Purpose: There are no effective therapeutics to prevent the progression of neurodegenerative diseases, such as Alzheimer’s disease (AD) or Parkinson’s disease (PD). This deficit highlights the need to identify early contributors to neurodegenerative pathophysiology, such as examining common comorbidities. One such comorbidity is sleep apnea. To examine the relationship between sleep apnea and neurodegeneration, we used a rodent model of chronic intermittent hypoxia (CIH) to simulate the hypoxic events experienced by patients with sleep apnea. Interestingly, in male rats CIH causes an increase in oxidative stress (OS) and inflammation, along with a decrease in circulating testosterone (T). Currently, studies have been equivocal about the role of the major male sex hormone, T, in neuroprotection and neurodegeneration.

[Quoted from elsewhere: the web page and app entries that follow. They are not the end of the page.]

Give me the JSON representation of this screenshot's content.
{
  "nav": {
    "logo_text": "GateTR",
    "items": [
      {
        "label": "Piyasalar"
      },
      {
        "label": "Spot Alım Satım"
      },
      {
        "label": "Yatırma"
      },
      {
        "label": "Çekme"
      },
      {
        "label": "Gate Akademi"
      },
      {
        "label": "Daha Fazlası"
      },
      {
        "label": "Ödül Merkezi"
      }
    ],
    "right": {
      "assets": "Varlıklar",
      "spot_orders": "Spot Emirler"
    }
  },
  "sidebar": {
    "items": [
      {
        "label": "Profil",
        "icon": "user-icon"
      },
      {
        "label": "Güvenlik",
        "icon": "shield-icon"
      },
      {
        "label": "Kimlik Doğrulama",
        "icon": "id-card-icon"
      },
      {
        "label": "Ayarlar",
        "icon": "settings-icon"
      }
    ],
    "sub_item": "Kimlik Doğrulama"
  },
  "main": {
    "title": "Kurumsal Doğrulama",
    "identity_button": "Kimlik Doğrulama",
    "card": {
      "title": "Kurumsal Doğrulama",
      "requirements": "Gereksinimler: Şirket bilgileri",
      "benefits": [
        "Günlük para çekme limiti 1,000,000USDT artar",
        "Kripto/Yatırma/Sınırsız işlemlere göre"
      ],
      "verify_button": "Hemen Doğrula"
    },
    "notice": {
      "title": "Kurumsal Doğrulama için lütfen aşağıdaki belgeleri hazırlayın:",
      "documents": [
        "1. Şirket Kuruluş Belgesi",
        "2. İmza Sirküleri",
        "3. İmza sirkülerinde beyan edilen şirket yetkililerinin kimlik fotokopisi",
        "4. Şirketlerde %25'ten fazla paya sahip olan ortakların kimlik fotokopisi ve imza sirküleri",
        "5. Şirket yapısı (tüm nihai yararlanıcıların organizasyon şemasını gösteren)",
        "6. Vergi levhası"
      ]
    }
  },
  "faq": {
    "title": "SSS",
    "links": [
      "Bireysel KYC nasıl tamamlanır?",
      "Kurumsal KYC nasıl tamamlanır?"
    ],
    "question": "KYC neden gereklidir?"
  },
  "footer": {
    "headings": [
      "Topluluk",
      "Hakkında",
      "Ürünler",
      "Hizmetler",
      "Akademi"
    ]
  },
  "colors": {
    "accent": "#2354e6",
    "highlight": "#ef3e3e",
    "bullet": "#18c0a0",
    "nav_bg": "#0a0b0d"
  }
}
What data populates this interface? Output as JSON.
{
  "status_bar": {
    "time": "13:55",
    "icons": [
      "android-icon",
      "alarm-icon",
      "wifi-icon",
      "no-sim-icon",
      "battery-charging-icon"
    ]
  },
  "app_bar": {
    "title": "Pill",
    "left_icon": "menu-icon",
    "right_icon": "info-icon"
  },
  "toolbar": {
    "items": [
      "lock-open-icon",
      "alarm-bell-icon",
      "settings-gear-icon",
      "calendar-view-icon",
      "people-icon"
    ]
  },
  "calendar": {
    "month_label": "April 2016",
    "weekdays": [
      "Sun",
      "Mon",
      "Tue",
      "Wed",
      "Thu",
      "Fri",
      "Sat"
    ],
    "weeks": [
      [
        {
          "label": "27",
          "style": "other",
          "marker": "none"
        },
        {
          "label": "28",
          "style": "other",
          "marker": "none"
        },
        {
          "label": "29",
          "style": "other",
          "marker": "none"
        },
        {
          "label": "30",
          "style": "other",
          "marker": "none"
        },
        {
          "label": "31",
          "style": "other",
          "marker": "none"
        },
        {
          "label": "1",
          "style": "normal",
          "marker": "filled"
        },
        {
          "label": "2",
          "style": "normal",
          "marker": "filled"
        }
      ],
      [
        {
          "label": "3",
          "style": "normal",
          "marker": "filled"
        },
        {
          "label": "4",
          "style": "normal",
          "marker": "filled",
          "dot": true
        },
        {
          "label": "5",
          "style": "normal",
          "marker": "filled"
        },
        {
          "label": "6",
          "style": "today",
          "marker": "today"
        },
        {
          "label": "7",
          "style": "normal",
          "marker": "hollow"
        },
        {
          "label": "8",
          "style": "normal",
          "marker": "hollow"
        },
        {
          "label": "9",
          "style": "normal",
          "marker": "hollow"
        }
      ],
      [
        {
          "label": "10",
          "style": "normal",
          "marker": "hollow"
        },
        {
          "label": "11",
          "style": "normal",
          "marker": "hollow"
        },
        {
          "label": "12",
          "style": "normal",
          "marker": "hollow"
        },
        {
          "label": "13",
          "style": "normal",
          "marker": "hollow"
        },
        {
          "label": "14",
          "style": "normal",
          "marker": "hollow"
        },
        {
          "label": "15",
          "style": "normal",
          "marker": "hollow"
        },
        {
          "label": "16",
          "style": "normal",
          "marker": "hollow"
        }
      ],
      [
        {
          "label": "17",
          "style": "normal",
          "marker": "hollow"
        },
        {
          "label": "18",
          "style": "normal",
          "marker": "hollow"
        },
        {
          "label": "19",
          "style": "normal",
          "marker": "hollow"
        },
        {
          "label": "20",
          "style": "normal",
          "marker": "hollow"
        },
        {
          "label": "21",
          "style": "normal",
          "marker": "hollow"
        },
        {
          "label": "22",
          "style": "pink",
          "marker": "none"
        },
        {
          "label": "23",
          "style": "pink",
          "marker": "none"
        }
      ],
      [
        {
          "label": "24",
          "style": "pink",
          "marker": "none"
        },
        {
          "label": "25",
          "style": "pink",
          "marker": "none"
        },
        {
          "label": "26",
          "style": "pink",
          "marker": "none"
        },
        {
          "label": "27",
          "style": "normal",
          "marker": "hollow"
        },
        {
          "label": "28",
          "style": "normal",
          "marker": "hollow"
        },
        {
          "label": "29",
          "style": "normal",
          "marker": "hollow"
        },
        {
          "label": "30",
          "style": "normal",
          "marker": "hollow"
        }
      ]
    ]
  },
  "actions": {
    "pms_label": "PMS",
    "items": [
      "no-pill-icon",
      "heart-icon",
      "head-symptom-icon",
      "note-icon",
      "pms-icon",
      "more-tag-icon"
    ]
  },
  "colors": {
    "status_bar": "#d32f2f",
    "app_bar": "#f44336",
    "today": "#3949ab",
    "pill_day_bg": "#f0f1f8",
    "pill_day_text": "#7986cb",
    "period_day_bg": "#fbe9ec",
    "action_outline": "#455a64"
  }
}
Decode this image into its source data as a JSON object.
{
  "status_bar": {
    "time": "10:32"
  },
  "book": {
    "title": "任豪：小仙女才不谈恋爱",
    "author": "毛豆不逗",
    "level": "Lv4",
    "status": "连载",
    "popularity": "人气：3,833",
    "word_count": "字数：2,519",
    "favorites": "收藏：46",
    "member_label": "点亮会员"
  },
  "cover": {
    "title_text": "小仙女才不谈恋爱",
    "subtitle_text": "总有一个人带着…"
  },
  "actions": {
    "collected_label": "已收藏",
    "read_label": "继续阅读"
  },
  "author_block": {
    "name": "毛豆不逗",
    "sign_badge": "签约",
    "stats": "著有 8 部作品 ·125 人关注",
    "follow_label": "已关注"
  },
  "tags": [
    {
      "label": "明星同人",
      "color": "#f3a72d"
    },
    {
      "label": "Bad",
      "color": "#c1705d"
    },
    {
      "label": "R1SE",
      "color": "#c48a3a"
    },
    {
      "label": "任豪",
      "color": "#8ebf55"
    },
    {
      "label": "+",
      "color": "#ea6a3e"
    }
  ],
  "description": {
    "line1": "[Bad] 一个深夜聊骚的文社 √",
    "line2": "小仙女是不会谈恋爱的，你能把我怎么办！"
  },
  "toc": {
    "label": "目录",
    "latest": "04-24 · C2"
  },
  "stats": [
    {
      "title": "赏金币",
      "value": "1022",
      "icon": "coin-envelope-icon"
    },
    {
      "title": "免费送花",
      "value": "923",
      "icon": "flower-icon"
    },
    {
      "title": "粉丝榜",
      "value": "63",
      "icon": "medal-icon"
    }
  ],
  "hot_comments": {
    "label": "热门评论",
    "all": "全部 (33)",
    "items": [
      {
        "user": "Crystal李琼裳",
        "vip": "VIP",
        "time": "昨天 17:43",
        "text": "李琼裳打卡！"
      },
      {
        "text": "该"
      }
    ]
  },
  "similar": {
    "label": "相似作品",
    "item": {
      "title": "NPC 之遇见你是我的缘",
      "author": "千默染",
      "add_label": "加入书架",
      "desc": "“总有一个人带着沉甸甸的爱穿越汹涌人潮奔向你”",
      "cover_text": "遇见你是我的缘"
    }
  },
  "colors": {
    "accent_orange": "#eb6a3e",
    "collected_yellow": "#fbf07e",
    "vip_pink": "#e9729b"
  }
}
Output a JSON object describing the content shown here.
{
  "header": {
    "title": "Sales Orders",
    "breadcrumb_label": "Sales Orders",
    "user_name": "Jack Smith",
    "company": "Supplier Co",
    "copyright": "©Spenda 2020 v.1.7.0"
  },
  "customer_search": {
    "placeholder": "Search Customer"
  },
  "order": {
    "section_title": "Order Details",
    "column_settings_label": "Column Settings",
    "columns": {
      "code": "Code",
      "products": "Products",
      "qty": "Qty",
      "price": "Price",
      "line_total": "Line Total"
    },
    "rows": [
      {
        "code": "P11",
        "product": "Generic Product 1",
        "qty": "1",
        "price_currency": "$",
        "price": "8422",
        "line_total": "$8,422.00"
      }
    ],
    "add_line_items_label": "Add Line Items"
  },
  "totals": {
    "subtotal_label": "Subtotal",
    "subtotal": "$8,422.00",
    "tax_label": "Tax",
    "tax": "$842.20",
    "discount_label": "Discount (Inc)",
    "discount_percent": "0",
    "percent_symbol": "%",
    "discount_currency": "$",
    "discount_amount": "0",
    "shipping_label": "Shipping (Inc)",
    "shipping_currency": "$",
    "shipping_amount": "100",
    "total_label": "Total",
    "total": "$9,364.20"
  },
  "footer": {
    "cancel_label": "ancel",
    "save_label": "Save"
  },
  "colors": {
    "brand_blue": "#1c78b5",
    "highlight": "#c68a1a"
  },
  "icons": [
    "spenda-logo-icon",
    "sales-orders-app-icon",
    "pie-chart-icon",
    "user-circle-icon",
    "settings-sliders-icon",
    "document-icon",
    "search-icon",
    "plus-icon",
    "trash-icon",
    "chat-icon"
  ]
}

It has been proposed that an OS environment may predispose T to be neurotoxic via androgen receptor activation.

Methods: To address if OS is the switch for testosterone’s neuroprotective or neurotoxic actions, male Long-Evans rats were assigned to different hormone groups: gonadally intact, gonadectomized (GDX), GDX + T (TRT) or GDX + dihydotestosterone (DHT). DHT is an androgen receptor agonist metabolized from T. Two weeks after hormone replacement, rats were exposed to CIH or room air (AHI = 8) for 12 days. During the last 5 days of CIH, cognitive and motor behavioral tests were conducted.

Results: As expected, elevated OS as well as spatial memory and fine motor impairments were observed in response to CIH in gonadally intact rats. This suggests CIH-induced OS results in behavioral deficits associated with early-stages of neurodegenerative diseases. GDX rats exhibited only cognitive impairments, regardless of CIH exposure, indicating sex hormones play a role in memory. Irrespective of CIH exposure, TRT prevented OS generation as well as motor and cognitive impairments. Interestingly, CIH induced OS and cognitive impairments were exacerbated in DHT male rats, compared to gonadally intact rats.

Conclusions: These results indicate that the androgen receptor is involved in T’s negative effects in an OS environment. Since sleep apnea is a common comorbidity of neurodegeneration, the observed sex differences may be due to a negative interaction between OS and androgen receptor activation. Therefore, men with sleep apnea who have elevated OS may be susceptible to neurodegenerative pathophysiology.